Leaders of French-speaking nations met in troubled Democratic Republic of Congo Saturday for their 14th summit, with France's President Francois Hollande laying stress on the importance of human rights.
Only some 15 heads of state of the Francophonie organisation's 75 member countries were present in the parliament building in Kinshasa alongside their host, DR Congo's President Joseph Kabila.
Kabila, who had talks with Hollande earlier Saturday, was greeted with tumultuous applause as he arrived in the chamber, but elsewhere in the city police clashed with dozens of opposition demonstrators defying a ban on protests, witnesses said.
Hollande, who had earlier angered Kinshasa by saying that the situation in DR Congo was unacceptable with regard to rights, democracy and recognition of the opposition, rubbed the point home just before the summit opened.
"Talking French also means talking human rights, because the rights of man were written in French," he said following a meeting with opposition representatives and NGOs, referring to the Universal Declaration drafted by French revolutionaries.
The situation in DR Congo, whose eastern regions are the theatre of violent rebellions and ethnic conflict, and in Mali, where radical Islamists have seized control of the north of the country, were expected to dominate the weekend summit.

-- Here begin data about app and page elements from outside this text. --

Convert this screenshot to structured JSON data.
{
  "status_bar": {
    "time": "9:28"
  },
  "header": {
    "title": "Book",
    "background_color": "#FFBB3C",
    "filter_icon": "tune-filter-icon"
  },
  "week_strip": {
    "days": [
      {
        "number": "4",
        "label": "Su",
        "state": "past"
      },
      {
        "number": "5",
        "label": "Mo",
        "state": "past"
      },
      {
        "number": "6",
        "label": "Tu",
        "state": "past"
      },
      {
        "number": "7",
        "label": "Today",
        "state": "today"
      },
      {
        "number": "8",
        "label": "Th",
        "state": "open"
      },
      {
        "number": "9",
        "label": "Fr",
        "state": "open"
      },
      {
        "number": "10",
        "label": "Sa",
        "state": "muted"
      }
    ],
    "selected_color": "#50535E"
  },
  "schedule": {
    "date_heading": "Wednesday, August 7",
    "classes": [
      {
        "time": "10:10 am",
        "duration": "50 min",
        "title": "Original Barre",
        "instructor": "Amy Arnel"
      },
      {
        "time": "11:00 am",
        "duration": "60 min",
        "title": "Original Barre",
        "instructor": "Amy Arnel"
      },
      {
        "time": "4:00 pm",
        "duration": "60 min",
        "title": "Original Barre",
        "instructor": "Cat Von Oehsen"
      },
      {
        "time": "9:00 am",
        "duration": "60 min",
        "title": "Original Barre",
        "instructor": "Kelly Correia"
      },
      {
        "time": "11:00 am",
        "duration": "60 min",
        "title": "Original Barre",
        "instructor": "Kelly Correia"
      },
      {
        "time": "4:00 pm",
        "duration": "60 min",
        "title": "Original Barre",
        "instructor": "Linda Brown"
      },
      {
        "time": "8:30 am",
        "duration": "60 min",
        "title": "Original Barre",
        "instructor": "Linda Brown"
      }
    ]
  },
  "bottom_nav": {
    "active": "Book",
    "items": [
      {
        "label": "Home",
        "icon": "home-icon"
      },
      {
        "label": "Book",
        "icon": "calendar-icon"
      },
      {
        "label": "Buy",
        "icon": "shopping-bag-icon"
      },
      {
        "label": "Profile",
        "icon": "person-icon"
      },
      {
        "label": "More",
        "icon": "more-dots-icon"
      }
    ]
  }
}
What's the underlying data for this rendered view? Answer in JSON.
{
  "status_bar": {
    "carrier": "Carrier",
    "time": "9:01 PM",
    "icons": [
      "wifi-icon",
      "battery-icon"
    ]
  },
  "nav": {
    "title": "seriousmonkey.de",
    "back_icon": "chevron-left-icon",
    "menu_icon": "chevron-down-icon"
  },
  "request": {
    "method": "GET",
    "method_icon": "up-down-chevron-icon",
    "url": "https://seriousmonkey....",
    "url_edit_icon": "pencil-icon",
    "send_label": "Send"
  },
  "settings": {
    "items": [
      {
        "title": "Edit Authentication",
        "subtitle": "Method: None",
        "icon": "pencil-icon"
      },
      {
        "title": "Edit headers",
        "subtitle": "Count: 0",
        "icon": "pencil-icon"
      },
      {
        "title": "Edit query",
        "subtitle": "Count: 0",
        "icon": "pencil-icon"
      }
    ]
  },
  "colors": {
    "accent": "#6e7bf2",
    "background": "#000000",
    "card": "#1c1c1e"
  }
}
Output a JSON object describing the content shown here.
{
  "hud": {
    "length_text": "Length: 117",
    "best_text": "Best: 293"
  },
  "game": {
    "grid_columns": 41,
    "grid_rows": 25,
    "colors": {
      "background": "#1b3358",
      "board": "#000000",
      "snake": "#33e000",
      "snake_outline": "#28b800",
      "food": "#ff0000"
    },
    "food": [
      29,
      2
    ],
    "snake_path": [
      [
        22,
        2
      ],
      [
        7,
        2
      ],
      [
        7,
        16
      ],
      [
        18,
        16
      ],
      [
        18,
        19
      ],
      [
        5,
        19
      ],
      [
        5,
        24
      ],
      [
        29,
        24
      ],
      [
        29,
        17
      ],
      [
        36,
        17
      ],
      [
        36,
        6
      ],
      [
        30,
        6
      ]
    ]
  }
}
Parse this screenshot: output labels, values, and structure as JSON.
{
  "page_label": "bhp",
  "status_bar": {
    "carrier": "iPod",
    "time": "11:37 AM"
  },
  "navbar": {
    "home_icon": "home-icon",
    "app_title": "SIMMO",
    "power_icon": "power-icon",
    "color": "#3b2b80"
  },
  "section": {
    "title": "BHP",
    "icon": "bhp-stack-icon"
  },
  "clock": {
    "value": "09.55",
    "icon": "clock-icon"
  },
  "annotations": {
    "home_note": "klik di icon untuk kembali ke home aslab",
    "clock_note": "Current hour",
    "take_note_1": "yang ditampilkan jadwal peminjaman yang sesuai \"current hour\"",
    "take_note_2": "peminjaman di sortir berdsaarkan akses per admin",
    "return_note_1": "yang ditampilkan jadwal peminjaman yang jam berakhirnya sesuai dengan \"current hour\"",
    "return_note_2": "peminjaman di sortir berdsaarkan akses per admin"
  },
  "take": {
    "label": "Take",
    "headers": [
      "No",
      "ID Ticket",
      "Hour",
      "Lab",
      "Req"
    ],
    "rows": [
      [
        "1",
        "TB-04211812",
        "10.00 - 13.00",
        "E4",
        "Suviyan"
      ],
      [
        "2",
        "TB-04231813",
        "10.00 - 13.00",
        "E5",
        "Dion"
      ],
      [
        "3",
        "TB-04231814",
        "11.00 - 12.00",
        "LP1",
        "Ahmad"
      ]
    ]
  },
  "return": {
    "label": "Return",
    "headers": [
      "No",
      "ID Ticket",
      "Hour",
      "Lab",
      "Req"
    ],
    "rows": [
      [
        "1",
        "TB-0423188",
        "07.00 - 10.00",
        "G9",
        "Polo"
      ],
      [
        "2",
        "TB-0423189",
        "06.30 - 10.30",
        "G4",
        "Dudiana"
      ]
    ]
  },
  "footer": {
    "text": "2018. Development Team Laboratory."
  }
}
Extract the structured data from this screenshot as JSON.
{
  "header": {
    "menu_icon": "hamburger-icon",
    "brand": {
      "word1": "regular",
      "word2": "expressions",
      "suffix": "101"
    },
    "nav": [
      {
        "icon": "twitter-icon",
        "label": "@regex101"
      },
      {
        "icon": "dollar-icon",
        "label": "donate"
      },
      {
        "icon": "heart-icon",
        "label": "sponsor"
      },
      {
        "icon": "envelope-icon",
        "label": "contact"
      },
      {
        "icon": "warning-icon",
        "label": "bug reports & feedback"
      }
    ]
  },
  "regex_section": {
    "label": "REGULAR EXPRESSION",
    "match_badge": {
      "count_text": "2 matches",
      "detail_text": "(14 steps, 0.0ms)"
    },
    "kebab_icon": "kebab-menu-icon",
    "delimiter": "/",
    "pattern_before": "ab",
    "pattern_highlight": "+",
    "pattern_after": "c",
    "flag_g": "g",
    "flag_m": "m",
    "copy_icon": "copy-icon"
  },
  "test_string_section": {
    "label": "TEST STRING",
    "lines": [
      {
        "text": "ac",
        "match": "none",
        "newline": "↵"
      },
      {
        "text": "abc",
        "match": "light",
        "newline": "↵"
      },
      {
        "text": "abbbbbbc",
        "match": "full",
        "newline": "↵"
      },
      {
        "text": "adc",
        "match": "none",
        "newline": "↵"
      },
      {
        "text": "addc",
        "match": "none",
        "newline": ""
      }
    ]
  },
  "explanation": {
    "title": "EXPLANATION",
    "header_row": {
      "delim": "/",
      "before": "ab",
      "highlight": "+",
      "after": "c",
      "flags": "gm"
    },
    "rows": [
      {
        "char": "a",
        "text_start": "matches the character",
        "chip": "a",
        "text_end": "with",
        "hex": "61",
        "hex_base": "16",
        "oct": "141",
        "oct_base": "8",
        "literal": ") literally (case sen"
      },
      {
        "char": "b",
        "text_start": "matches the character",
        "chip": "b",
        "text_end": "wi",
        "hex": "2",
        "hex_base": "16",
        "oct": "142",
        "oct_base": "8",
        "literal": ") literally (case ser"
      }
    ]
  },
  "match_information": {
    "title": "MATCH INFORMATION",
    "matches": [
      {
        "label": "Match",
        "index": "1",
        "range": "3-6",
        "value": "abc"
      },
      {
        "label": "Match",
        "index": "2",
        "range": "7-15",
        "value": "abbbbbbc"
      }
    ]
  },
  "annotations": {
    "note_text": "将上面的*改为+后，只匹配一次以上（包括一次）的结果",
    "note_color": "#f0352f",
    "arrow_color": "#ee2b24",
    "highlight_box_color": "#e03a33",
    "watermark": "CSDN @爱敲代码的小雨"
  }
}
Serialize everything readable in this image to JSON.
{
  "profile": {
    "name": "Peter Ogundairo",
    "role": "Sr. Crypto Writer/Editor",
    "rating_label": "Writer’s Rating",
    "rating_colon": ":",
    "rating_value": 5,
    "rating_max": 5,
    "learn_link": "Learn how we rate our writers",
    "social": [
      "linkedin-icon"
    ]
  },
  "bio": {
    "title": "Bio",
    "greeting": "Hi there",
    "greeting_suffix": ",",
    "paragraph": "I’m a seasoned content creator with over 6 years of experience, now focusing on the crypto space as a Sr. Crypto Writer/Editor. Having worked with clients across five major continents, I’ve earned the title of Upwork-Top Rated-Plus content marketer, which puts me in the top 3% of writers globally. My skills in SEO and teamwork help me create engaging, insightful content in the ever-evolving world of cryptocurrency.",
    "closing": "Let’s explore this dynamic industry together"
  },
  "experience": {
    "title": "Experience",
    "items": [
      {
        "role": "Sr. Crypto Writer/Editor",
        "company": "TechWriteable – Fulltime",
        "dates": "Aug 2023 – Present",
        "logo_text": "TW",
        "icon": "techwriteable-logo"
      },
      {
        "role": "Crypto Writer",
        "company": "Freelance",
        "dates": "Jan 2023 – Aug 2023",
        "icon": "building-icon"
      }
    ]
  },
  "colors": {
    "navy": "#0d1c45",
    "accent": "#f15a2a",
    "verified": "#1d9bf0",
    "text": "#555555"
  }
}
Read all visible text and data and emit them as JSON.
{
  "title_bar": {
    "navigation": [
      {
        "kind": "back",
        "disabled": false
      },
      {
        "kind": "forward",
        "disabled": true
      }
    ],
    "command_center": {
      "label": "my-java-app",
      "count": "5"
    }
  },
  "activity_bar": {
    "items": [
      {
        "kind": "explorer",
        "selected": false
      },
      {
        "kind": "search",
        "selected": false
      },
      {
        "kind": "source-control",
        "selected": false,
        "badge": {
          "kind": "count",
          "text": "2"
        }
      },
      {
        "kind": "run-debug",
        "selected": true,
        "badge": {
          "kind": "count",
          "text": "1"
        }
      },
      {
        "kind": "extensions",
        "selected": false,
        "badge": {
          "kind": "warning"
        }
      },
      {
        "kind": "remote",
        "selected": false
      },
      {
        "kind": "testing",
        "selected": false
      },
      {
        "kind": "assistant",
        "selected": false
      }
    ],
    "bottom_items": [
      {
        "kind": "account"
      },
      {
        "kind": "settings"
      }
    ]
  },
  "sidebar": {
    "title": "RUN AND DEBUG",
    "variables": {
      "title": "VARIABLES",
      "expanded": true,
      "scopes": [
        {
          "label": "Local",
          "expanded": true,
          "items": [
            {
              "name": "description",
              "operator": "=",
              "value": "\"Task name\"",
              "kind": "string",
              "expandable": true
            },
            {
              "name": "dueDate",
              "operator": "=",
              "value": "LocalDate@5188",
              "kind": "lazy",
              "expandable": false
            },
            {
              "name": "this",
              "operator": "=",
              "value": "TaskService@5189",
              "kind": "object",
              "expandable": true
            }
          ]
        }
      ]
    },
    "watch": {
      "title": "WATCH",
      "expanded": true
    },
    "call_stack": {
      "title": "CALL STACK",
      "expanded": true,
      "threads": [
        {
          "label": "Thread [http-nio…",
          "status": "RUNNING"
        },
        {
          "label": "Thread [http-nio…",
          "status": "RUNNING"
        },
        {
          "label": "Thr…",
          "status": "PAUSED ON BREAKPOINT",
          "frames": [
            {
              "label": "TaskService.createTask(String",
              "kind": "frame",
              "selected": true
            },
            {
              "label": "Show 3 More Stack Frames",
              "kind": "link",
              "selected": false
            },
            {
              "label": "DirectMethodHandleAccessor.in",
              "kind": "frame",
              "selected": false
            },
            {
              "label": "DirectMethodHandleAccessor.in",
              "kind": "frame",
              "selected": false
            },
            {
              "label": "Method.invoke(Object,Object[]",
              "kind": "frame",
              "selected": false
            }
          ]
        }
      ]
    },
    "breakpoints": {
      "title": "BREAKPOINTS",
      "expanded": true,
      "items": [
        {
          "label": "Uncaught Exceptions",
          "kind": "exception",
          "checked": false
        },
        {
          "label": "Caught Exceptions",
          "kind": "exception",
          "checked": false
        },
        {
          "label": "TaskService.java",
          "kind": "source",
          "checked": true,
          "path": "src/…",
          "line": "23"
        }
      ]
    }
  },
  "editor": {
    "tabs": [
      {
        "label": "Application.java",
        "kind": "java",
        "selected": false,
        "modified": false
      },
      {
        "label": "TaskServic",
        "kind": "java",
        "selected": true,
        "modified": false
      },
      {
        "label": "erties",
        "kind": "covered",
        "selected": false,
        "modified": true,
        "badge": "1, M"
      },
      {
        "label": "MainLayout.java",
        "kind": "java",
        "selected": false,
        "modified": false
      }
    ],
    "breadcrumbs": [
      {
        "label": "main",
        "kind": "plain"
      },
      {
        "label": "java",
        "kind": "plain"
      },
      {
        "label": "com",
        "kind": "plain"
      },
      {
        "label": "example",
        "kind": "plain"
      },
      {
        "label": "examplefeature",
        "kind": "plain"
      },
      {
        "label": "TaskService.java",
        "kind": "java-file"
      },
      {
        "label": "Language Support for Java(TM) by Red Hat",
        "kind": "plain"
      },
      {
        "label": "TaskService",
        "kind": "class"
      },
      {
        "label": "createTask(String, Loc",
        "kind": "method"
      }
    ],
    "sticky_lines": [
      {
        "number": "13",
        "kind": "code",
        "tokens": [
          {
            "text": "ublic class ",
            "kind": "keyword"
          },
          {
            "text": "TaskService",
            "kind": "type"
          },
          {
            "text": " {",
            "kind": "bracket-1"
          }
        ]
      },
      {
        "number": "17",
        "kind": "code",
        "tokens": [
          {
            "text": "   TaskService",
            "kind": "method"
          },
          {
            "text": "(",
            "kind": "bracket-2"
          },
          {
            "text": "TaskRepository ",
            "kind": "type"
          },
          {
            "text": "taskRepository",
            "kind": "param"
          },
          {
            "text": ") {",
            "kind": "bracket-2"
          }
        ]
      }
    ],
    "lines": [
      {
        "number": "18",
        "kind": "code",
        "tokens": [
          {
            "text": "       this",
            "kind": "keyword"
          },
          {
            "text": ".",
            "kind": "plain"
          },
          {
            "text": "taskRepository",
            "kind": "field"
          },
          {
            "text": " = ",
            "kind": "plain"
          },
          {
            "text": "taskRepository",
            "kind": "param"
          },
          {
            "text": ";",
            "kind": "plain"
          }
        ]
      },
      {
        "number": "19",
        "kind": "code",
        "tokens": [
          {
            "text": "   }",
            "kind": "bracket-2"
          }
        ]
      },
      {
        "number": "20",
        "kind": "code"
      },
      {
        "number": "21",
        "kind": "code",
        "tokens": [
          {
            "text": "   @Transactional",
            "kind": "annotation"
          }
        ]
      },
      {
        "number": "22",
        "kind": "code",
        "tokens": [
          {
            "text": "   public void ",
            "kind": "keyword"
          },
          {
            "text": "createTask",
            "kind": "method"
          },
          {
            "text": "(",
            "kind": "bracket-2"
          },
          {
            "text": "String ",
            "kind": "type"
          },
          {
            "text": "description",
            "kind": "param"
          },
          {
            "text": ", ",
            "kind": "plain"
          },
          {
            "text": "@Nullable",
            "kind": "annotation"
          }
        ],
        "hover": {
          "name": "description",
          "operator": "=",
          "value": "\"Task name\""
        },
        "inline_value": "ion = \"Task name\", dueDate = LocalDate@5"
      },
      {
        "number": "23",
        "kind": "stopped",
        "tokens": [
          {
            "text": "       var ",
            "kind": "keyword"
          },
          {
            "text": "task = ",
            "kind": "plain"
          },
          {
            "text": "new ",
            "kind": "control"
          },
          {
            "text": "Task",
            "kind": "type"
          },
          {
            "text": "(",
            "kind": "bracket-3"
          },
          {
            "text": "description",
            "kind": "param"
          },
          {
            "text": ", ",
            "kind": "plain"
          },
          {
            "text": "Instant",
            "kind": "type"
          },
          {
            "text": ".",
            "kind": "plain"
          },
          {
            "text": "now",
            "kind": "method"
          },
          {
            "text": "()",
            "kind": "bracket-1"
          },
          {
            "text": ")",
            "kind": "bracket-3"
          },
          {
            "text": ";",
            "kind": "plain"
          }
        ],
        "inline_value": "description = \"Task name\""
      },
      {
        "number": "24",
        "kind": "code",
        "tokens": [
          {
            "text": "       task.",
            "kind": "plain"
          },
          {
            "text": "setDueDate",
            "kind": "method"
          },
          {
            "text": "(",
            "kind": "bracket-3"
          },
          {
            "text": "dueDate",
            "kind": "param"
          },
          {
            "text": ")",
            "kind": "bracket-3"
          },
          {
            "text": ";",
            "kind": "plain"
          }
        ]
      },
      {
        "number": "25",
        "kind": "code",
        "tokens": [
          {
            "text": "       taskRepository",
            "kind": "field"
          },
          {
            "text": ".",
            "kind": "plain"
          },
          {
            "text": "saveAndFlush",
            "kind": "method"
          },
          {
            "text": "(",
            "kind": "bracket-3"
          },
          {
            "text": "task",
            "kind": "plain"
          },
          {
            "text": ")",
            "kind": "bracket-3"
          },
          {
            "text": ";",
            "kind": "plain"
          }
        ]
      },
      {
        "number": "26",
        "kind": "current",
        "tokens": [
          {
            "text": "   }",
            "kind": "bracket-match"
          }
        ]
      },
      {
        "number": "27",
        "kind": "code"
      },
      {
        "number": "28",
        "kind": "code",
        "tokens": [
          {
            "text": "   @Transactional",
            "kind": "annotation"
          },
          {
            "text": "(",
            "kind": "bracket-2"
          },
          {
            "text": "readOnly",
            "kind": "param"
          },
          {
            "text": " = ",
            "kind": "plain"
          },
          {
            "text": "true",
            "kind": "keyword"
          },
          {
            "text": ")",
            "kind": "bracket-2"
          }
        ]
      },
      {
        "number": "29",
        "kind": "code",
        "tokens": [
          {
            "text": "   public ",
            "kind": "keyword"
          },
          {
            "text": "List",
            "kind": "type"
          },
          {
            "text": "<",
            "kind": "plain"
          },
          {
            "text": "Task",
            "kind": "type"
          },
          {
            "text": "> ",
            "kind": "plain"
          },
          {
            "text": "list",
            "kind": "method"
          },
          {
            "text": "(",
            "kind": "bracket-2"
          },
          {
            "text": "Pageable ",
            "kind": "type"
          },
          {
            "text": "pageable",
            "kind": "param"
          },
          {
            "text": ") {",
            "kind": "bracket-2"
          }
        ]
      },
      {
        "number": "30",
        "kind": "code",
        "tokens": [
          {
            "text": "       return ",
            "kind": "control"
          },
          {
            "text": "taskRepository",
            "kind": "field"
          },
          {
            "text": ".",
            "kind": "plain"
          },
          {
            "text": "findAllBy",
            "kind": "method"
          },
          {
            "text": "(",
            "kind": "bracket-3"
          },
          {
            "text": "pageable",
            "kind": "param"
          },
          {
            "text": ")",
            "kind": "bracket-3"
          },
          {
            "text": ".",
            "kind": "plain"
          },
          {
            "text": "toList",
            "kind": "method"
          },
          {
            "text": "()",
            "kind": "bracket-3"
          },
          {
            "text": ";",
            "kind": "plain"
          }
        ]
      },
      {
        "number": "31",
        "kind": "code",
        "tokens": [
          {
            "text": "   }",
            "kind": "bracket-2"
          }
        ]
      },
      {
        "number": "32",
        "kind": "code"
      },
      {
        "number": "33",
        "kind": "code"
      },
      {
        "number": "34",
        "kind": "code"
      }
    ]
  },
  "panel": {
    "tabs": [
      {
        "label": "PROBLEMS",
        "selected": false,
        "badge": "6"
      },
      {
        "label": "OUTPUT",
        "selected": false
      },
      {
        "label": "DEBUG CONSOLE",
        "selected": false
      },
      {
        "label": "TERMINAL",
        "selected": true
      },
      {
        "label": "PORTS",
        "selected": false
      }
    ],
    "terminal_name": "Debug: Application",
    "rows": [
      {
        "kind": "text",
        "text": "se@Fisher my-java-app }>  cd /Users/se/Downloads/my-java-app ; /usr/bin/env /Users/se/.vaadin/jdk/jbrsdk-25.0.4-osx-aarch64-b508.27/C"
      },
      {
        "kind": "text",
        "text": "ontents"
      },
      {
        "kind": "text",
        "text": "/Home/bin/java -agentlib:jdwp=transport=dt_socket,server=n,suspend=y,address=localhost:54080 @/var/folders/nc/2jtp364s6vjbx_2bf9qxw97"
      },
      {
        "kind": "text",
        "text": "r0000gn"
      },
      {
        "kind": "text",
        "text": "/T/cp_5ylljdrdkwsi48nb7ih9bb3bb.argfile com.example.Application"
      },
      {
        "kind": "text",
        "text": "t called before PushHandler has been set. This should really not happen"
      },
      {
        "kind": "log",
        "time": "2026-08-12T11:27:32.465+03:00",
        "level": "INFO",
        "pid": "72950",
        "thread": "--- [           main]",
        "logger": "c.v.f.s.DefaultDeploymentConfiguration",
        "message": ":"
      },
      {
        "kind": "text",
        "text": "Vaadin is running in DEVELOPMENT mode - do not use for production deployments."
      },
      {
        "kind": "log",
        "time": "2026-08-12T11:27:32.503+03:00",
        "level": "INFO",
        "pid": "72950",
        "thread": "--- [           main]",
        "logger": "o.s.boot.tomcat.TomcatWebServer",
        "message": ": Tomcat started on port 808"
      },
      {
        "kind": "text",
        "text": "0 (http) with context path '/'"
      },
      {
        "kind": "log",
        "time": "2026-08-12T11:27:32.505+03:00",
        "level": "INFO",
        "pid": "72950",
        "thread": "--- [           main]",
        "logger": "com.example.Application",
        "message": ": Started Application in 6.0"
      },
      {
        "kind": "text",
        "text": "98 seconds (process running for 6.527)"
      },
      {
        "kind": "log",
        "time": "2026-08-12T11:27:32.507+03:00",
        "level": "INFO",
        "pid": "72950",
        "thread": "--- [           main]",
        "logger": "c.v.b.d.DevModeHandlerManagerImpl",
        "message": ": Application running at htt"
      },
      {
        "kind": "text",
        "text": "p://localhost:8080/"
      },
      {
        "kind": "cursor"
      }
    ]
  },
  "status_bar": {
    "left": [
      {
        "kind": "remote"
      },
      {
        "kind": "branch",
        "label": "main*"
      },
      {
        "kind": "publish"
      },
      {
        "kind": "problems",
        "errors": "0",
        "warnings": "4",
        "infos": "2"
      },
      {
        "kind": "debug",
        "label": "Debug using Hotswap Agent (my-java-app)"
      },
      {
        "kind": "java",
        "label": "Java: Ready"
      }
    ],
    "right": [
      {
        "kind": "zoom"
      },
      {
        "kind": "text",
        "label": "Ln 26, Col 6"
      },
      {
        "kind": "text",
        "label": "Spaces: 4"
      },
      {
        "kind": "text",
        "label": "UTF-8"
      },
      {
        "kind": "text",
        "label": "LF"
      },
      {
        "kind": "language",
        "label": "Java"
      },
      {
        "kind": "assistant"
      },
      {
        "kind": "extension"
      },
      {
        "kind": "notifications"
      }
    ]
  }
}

But another main focus will be the future of an organisation that has battled for relevancy since its creation in 1970.© ANP/AFP